But that's where things actually get a bit more complicated "big picture". Because while The Office pedigree helps open doors, it also dramatically jacks up expectations.
Where's my "Space Force" Pam and Jim?
Who's the "Space Force" Dwight?
Will Carell's General Mark R. Naird be nothing more than a space-travelling Michael Scott?
Carell, Daniels, the writers, and a supporting cast that includes John Malkovich, Ben Schwartz, Diana Silvers, and Tawny Newsome, need to find a way to keep some nostalgia in the air while also keeping viewers guessing.
Who knows? Could definitely see the show's success having an impact on a The Office reunion/reboot – good and bad.
#21 – Quibi
Okay, we know we're breaking our own format here – but Quibi demands it. On April 6, 2020, the short-form mobile video service comes to life – and it will be one of the greatest breakthroughs in the history of television… or join the ranks of "New Coke", MySpace, and attempts to make "fetch" a thing.
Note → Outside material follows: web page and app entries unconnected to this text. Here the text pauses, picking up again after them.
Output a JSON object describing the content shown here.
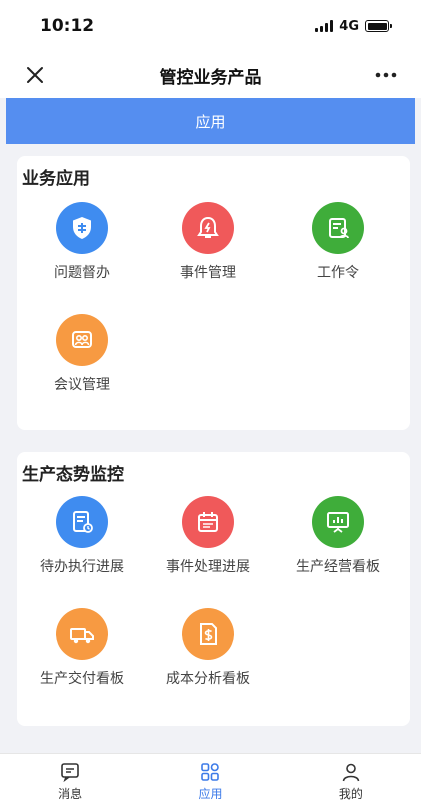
{
  "status_bar": {
    "time": "10:12",
    "network": "4G",
    "battery_level": 1.0
  },
  "navbar": {
    "title": "管控业务产品",
    "close_icon": "close-icon",
    "more_icon": "more-icon"
  },
  "banner": {
    "label": "应用"
  },
  "sections": [
    {
      "title": "业务应用",
      "apps": [
        {
          "label": "问题督办",
          "icon": "shield-supervise-icon",
          "color": "#3f8cf0"
        },
        {
          "label": "事件管理",
          "icon": "alarm-bell-icon",
          "color": "#f0595a"
        },
        {
          "label": "工作令",
          "icon": "work-order-icon",
          "color": "#3fad3a"
        },
        {
          "label": "会议管理",
          "icon": "meeting-icon",
          "color": "#f79a42"
        }
      ]
    },
    {
      "title": "生产态势监控",
      "apps": [
        {
          "label": "待办执行进展",
          "icon": "task-progress-icon",
          "color": "#3f8cf0"
        },
        {
          "label": "事件处理进展",
          "icon": "calendar-icon",
          "color": "#f0595a"
        },
        {
          "label": "生产经营看板",
          "icon": "presentation-board-icon",
          "color": "#3fad3a"
        },
        {
          "label": "生产交付看板",
          "icon": "delivery-truck-icon",
          "color": "#f79a42"
        },
        {
          "label": "成本分析看板",
          "icon": "cost-document-icon",
          "color": "#f79a42"
        }
      ]
    }
  ],
  "tabbar": {
    "items": [
      {
        "label": "消息",
        "icon": "message-icon"
      },
      {
        "label": "应用",
        "icon": "apps-grid-icon",
        "active": true
      },
      {
        "label": "我的",
        "icon": "profile-icon"
      }
    ],
    "active_color": "#3d7be8"
  }
}
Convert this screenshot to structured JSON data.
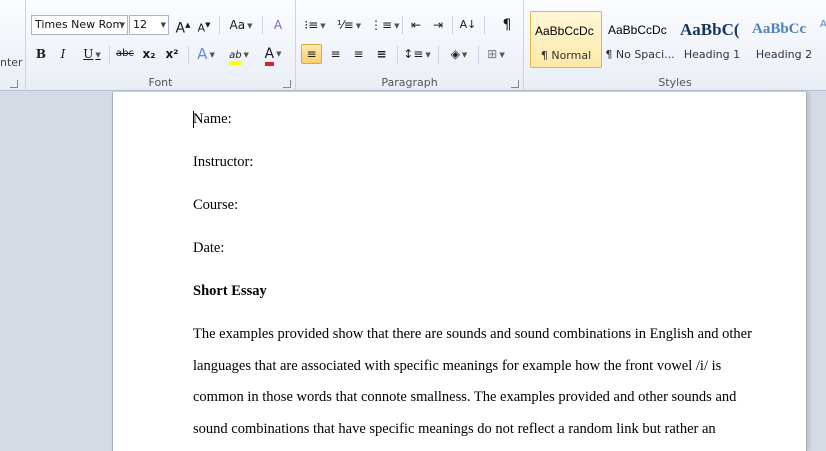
{
  "ribbon": {
    "clipboard": {
      "partial_label": "nter"
    },
    "font": {
      "group_label": "Font",
      "font_name": "Times New Rom",
      "font_size": "12",
      "grow_font": "A",
      "shrink_font": "A",
      "change_case": "Aa",
      "clear_format": "A",
      "bold": "B",
      "italic": "I",
      "underline": "U",
      "strikethrough": "abc",
      "subscript": "x₂",
      "superscript": "x²",
      "text_effects": "A",
      "highlight": "ab",
      "font_color": "A"
    },
    "paragraph": {
      "group_label": "Paragraph",
      "pilcrow": "¶"
    },
    "styles": {
      "group_label": "Styles",
      "items": [
        {
          "sample": "AaBbCcDc",
          "name": "¶ Normal"
        },
        {
          "sample": "AaBbCcDc",
          "name": "¶ No Spaci..."
        },
        {
          "sample": "AaBbC(",
          "name": "Heading 1"
        },
        {
          "sample": "AaBbCc",
          "name": "Heading 2"
        }
      ]
    }
  },
  "document": {
    "name_line": "Name:",
    "instructor_line": "Instructor:",
    "course_line": "Course:",
    "date_line": "Date:",
    "title": "Short Essay",
    "body_lines": [
      "The examples provided show that there are sounds and sound combinations in English and other",
      "languages that are associated with specific meanings for example how the front vowel /i/ is",
      "common in those words that connote smallness. The examples provided and other sounds and",
      "sound combinations that have specific meanings do not reflect a random link but rather an"
    ]
  },
  "colors": {
    "highlight": "#ffff00",
    "font_color": "#e02020",
    "heading_blue": "#17365d",
    "heading2_blue": "#4f81bd"
  }
}
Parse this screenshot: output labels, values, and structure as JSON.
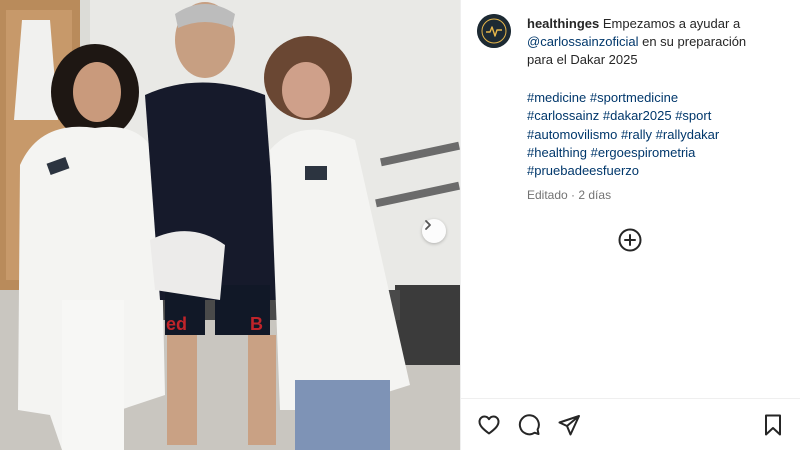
{
  "post": {
    "username": "healthinges",
    "caption_lines": [
      "Empezamos a ayudar a",
      "@carlossainzoficial",
      "en su preparación",
      "para el Dakar 2025"
    ],
    "hashtag_lines": [
      [
        "#medicine",
        "#sportmedicine"
      ],
      [
        "#carlossainz",
        "#dakar2025",
        "#sport"
      ],
      [
        "#automovilismo",
        "#rally",
        "#rallydakar"
      ],
      [
        "#healthing",
        "#ergoespirometria"
      ],
      [
        "#pruebadeesfuerzo"
      ]
    ],
    "edited_label": "Editado",
    "separator": " · ",
    "time_ago": "2 días"
  },
  "icons": {
    "next": "chevron-right-icon",
    "load_more": "plus-circle-icon",
    "like": "heart-icon",
    "comment": "comment-icon",
    "share": "share-icon",
    "save": "bookmark-icon"
  },
  "colors": {
    "link": "#00376b",
    "text": "#262626",
    "muted": "#737373"
  }
}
We stand on the side of "breakthrough" – for several reasons.
First, look who's backing it. Founded in 2018 by entertainment industry powerhouse Jeffrey Katzenberg and with corporate powerhouse Meg Whitman serving as CEO, Quibi hit the ground running with $1B and buy-ins from all the major Hollywood studios, including: The Walt Disney Company, NBCUniversal, Sony Pictures, WarnerMedia, Liberty Global, ViacomCBS, and Alibaba Group.
Second, look at the variety and creative forces behind the nonstop programming announcements. From Steven Spielberg-penned horror series Spielberg's After Dark to a new season of Reno 911!… from Curtis "50 Cent" Jackson's animated adaptation of comic book Trill League to a modern take on MTV's Singled Out… there's more than a little something on the service for everyone.
Third, the multi-tasking wannabe geek is an untapped market with a ton of potential. Forget binge-watching – sometimes, just watching a single episode is difficult. But smaller, more digestable "bites" of creative content? The kind that can be consumed on a lunch break or during a brief evening down time? That's an attractive option – and with the brand names attached, the viewers need very little "learning curve" to transition. You trust Spielberg's work? Then it should be a no-brainer watching his show here – at least Quibi hopes that's how you think.
Biggest problem? Is Quibi ready to handle the backlash to its success if it does work? Imitation may be the highest form of flattery – but not when it comes at the expense of the bottom line. A number of the studios backing Quibi also have streaming services of their own to promote, so Quibi's success could be just the thing for Disney+, Peacock, HBO Max, and others to start up their own library of short-form content.
Here's hoping Katzenberg and Whitman are already looking at Netflix's playbook…